    Jack Englehart
    Penn Forest Resident

  2. When discussing The Working Woodland program Stephan Repasch, Executive Director of the Bethlehem Authority stated, “ Our primary mission is to supply the highest quality drinking water to the 115,000 plus customers of the Bethlehem Water System as we possibly can. Preserving the pristine quality of our watershed properties supports that mission”.
    In a letter opposing the Penn East Pipeline, John Tallarico Bethlehem Authority Chairman urged the route be moved away from the watershed “such that there is no potential negative impact on the water supply for the over 115,000 customers in over ten Lehigh Valley communities.
    The Nature Conservancy designated the watershed as one of the world’s “Last Great Places.” It’s flora, fauna and spring fed creeks, which carry an exceptional value rating, have attracted scores of scientific studies on the habitat that took root there thousands of years ago when the glaciers receded.
    Regarding the watershed Mayor Robert Donchez said, “ It is a very important resource and we will make sure it’s protected.”
    Each of these gentlemen supports the wind farm project in the watershed. Surely they don’t believe the thirty seven – 525’ high wind turbines, access roads and crew quarters will magically appear in the watershed. Clear cutting of nearly 300 acres and bulldozing 16 miles of access roads and turbine sites will cause erosion and runoff full of debris from blasting for foundations in the ridges above the reservoirs.
    This watershed has been classified as an “exceptional value” watershed.

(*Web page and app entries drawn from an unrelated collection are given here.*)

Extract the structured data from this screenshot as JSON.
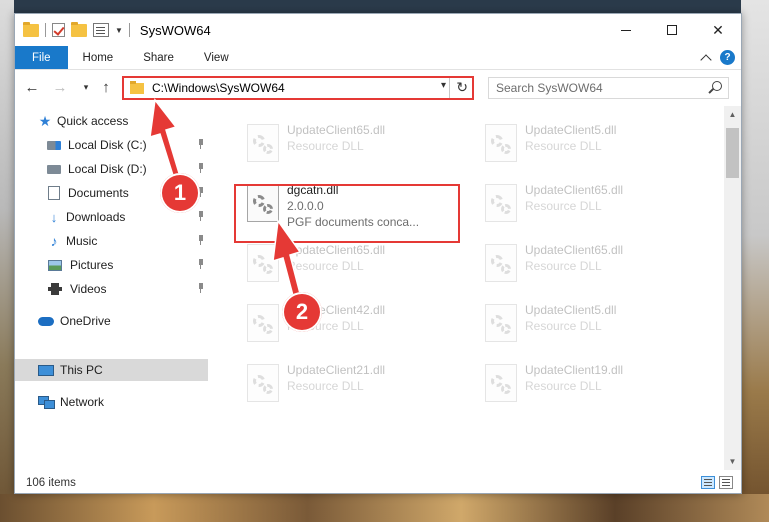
{
  "window": {
    "title": "SysWOW64",
    "controls": {
      "minimize": "minimize",
      "maximize": "maximize",
      "close": "✕"
    }
  },
  "ribbon": {
    "tabs": [
      "File",
      "Home",
      "Share",
      "View"
    ],
    "help": "?"
  },
  "address": {
    "path": "C:\\Windows\\SysWOW64",
    "search_placeholder": "Search SysWOW64"
  },
  "nav": {
    "items": [
      {
        "label": "Quick access",
        "icon": "star-icon",
        "pinned": false
      },
      {
        "label": "Local Disk (C:)",
        "icon": "disk-icon",
        "pinned": true
      },
      {
        "label": "Local Disk (D:)",
        "icon": "disk-icon",
        "pinned": true
      },
      {
        "label": "Documents",
        "icon": "documents-icon",
        "pinned": true
      },
      {
        "label": "Downloads",
        "icon": "download-icon",
        "pinned": true
      },
      {
        "label": "Music",
        "icon": "music-icon",
        "pinned": true
      },
      {
        "label": "Pictures",
        "icon": "pictures-icon",
        "pinned": true
      },
      {
        "label": "Videos",
        "icon": "videos-icon",
        "pinned": true
      },
      {
        "label": "OneDrive",
        "icon": "cloud-icon",
        "pinned": false
      },
      {
        "label": "This PC",
        "icon": "pc-icon",
        "pinned": false,
        "selected": true
      },
      {
        "label": "Network",
        "icon": "network-icon",
        "pinned": false
      }
    ]
  },
  "files": {
    "highlighted": {
      "name": "dgcatn.dll",
      "version": "2.0.0.0",
      "description": "PGF documents conca..."
    },
    "faded": [
      {
        "name": "UpdateClient65.dll",
        "type": "Resource DLL"
      },
      {
        "name": "UpdateClient5.dll",
        "type": "Resource DLL"
      },
      {
        "name": "UpdateClient65.dll",
        "type": "Resource DLL"
      },
      {
        "name": "UpdateClient65.dll",
        "type": "Resource DLL"
      },
      {
        "name": "UpdateClient65.dll",
        "type": "Resource DLL"
      },
      {
        "name": "UpdateClient42.dll",
        "type": "Resource DLL"
      },
      {
        "name": "UpdateClient5.dll",
        "type": "Resource DLL"
      },
      {
        "name": "UpdateClient21.dll",
        "type": "Resource DLL"
      },
      {
        "name": "UpdateClient19.dll",
        "type": "Resource DLL"
      }
    ]
  },
  "status": {
    "count": "106 items"
  },
  "callouts": {
    "one": "1",
    "two": "2"
  },
  "colors": {
    "accent": "#1979ca",
    "highlight": "#e53935",
    "selected_nav": "#d9d9d9"
  }
}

In testimony before the zoning board Dr. Pamela Dodds, Ph.D., Licensed Professional Geologist stated, “The damage to water resources resulting from construction of the proposed wind facility consists of 1) increased stormwater runoff; 2) decreased groundwater recharge; and 3) changes in the direction of groundwater flow or availability to exceptional value wetlands and water courses. Deforestation of approximately 292 acres of woodlands will result in increased stormwater runoff.” Dr. Dodds further testified,”Construction activities create impervious areas where forested areas previously existed. These impervious areas do not facilitate groundwater recharge, such that areas where water penetrated the ground as groundwater recharge can no longer provide avenues for surface water to reach shallow aquifers or to travel through rock fractures which intercept the ground surface in lower areas to form seeps and springs. This results in changes in the groundwater flow whereby groundwater does not maintain seeps and springs in the stream headwater areas. “

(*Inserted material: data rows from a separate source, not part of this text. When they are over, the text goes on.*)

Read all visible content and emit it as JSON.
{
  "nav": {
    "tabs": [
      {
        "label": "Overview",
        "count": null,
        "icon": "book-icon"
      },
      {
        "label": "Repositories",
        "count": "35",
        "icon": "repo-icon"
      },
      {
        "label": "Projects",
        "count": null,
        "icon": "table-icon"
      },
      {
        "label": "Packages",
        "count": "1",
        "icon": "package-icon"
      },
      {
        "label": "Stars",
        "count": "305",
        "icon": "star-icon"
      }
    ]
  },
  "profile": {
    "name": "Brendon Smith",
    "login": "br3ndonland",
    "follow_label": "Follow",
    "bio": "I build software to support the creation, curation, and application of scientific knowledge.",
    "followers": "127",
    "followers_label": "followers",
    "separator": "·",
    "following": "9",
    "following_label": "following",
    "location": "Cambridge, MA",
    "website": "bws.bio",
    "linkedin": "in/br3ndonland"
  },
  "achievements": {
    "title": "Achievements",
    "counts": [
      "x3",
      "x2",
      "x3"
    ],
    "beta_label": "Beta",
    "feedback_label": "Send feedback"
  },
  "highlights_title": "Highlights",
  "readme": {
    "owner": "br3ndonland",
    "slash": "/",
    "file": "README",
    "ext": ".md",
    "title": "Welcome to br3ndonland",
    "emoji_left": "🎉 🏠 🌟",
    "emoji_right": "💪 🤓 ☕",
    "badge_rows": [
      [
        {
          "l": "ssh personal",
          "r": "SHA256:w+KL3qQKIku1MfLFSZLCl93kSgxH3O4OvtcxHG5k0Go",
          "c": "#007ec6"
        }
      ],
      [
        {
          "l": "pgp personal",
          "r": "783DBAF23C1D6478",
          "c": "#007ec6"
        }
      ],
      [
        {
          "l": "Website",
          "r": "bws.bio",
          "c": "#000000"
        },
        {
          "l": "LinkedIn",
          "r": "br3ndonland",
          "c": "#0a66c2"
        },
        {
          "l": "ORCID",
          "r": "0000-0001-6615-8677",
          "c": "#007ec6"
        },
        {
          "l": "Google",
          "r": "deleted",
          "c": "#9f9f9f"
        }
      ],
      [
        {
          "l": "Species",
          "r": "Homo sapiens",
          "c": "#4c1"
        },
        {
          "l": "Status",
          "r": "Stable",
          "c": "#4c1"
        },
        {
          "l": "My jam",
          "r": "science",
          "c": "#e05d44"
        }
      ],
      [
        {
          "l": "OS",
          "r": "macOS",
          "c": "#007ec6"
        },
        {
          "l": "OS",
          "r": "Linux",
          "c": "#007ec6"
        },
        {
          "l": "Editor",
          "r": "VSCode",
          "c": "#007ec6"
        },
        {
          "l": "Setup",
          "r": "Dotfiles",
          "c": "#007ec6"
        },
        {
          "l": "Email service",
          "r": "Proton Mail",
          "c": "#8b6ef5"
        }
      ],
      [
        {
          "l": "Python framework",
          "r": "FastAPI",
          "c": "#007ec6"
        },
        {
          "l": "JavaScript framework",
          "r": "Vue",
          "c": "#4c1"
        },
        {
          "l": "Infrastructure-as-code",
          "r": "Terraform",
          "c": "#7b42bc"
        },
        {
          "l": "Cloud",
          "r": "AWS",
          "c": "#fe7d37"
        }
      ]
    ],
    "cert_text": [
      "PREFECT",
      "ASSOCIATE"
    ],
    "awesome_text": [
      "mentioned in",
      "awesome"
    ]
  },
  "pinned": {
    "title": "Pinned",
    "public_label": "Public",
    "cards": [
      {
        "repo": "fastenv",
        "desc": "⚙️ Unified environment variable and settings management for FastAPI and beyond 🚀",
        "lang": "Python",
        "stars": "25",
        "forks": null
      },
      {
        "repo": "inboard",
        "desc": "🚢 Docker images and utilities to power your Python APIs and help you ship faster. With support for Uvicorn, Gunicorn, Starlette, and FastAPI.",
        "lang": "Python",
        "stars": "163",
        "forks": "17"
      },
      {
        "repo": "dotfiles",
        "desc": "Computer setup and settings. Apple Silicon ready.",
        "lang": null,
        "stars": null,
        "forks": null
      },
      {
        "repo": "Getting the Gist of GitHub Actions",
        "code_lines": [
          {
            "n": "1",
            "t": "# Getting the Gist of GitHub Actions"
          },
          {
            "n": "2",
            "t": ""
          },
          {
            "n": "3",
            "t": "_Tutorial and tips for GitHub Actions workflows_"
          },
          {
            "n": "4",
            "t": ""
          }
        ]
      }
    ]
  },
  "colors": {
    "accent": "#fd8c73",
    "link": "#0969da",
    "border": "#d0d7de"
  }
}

    With the possibility of such devastation to an “exceptional value” watershed , It seems unbelievable The Nature Conservancy could support this project.The 115,000 plus customers must demand an impact study to protect the purity and quality of their water supply. Once the delicate ecosystem of the watershed is lost, it cannot be restored.

    Jack Englehart
    Penn Forest Resident